Heat flag conditions in the military describe the risk of suffering heat illness (heat cramps, heat exhaustion, heat injury, and heat stroke) during work or exercise outside in the heat. They’re currently based on “wet-bulb globe temperature” (WBGT), which is a calculation of ambient temperature, humidity, sunlight exposure, and wind speed. WBGT is different from heat index, which only takes into account temperature and humidity.
The U.S. Marine Corps first used flag conditions in the late 1940s through early 1950s to address the high rates of heat illness at their training sites. However, the temperature calculations that flag conditions were based on were relatively inaccurate because they didn’t consider sunlight and wind. WBGT was then developed as a more accurate assessment of temperature, taking those factors into account. It’s important to note that WBGT doesn’t factor in substantial clothing—it was validated for a standard, khaki-colored, military uniform from the 1950s, and not the current working uniforms, special uniforms (such as EOD bomb suits), or body armor. When using WBGT to inform flag conditions, decisions about modifying training exercises should include guidance—from your branch and local installation—about uniform modifications or training load reductions if the uniforms can’t be reduced.
Currently, there are 5 flag conditions in use by the U.S. military: no flag, green, yellow, red, and black. After no flag, each color corresponds with increasing restrictions to work or training based on personnel’s heat acclimatization status and training intensity. Though the specifics of each condition vary by branch, the basics all remain the same.
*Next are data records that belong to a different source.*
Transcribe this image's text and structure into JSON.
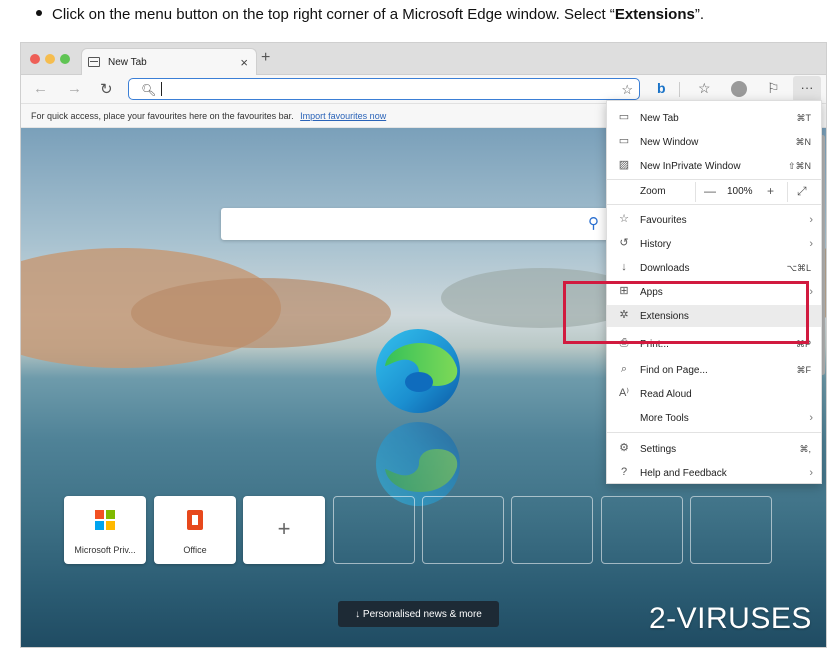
{
  "instruction": {
    "prefix": "Click on the menu button on the top right corner of a Microsoft Edge window. Select “",
    "bold": "Extensions",
    "suffix": "”."
  },
  "tab": {
    "title": "New Tab",
    "close": "×",
    "new_tab": "+"
  },
  "favourites_bar": {
    "text": "For quick access, place your favourites here on the favourites bar.",
    "link": "Import favourites now"
  },
  "new_tab_page": {
    "tiles": [
      {
        "label": "Microsoft Priv..."
      },
      {
        "label": "Office"
      },
      {
        "label": "+"
      }
    ],
    "news_button": "↓  Personalised news & more"
  },
  "menu": {
    "items": [
      {
        "label": "New Tab",
        "shortcut": "⌘T",
        "icon": "new-tab-icon"
      },
      {
        "label": "New Window",
        "shortcut": "⌘N",
        "icon": "new-window-icon"
      },
      {
        "label": "New InPrivate Window",
        "shortcut": "⇧⌘N",
        "icon": "inprivate-icon"
      }
    ],
    "zoom": {
      "label": "Zoom",
      "minus": "—",
      "value": "100%",
      "plus": "+",
      "fullscreen": "⤢"
    },
    "items2": [
      {
        "label": "Favourites",
        "arrow": "›",
        "icon": "favourites-icon"
      },
      {
        "label": "History",
        "arrow": "›",
        "icon": "history-icon"
      },
      {
        "label": "Downloads",
        "shortcut": "⌥⌘L",
        "icon": "downloads-icon"
      },
      {
        "label": "Apps",
        "arrow": "›",
        "icon": "apps-icon"
      },
      {
        "label": "Extensions",
        "icon": "extensions-icon"
      },
      {
        "label": "Print...",
        "shortcut": "⌘P",
        "icon": "print-icon"
      },
      {
        "label": "Find on Page...",
        "shortcut": "⌘F",
        "icon": "find-icon"
      },
      {
        "label": "Read Aloud",
        "icon": "read-aloud-icon"
      },
      {
        "label": "More Tools",
        "arrow": "›",
        "icon": ""
      }
    ],
    "items3": [
      {
        "label": "Settings",
        "shortcut": "⌘,",
        "icon": "settings-icon"
      },
      {
        "label": "Help and Feedback",
        "arrow": "›",
        "icon": "help-icon"
      }
    ]
  },
  "watermark": "2-VIRUSES",
  "colors": {
    "accent": "#2a63b8",
    "highlight_box": "#d11a3f",
    "menu_highlight": "#ebebeb"
  }
}
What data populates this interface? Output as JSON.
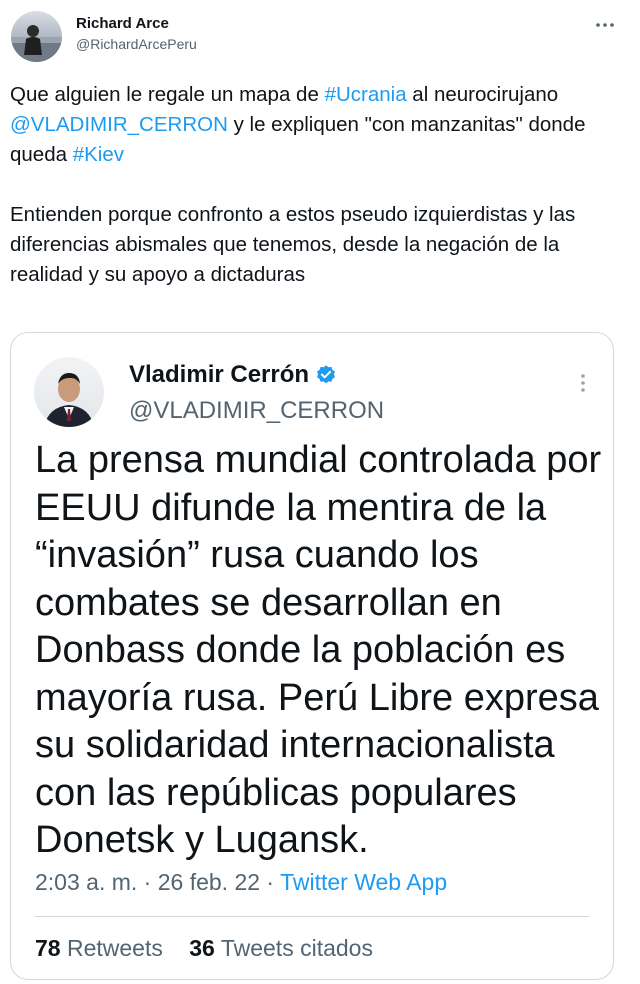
{
  "author": {
    "name": "Richard Arce",
    "handle": "@RichardArcePeru"
  },
  "tweet": {
    "p1_a": "Que alguien le regale un mapa de ",
    "p1_tag1": "#Ucrania",
    "p1_b": " al neurocirujano ",
    "p1_mention": "@VLADIMIR_CERRON",
    "p1_c": " y le expliquen \"con manzanitas\" donde queda ",
    "p1_tag2": "#Kiev",
    "p2": "Entienden porque confronto a estos pseudo izquierdistas y las diferencias abismales que tenemos, desde la negación de la realidad y su apoyo a dictaduras"
  },
  "quote": {
    "name": "Vladimir Cerrón",
    "handle": "@VLADIMIR_CERRON",
    "text": "La prensa mundial controlada por EEUU difunde la mentira de la “invasión” rusa cuando los combates se desarrollan en Donbass donde la población es mayoría rusa. Perú Libre expresa su solidaridad internacionalista con las repúblicas populares Donetsk y Lugansk.",
    "time": "2:03 a. m.",
    "sep": " · ",
    "date": "26 feb. 22",
    "source": "Twitter Web App",
    "retweets_count": "78",
    "retweets_label": "Retweets",
    "quotes_count": "36",
    "quotes_label": "Tweets citados"
  },
  "colors": {
    "accent": "#1d9bf0",
    "secondary_text": "#536471",
    "border": "#cfd9de"
  },
  "icons": {
    "more": "more-horizontal-icon",
    "more_quote": "more-vertical-icon",
    "verified": "verified-badge-icon"
  }
}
The graphic below highlights the key points for each flag condition, and shouldn’t be considered policy for any one Service.
Learn more about the different branch policies:
- Army TB MED 507/AFPAM 48-152 (I): Heat Stress Control and Heat Casualty Management
- Navy NAVMED-P-5010-3: Prevention of Heat and Cold Stress Injuries (Ashore, Afloat, and Ground Forces)
- Air Force Instruction 48-151: Aerospace Medicine Thermal Injury Prevention Program
- Marine Corps NAVMED P-5010-9: Preventive Medicine for Ground Forces and NAVMED P-5010-3 as described in MARADMIN 111/15: Marine Corps Heat and Cold Stress Injury Prevention Program
- Coast Guard COMDTINST M5100.47C: Safety and Environmental Health Manual
While USCG doesn’t describe flag conditions in the manual, individual USCG installations might use them as part of local policy. For example, TRACEN Cape May uses flag conditions to inform outdoor recruit training evolutions.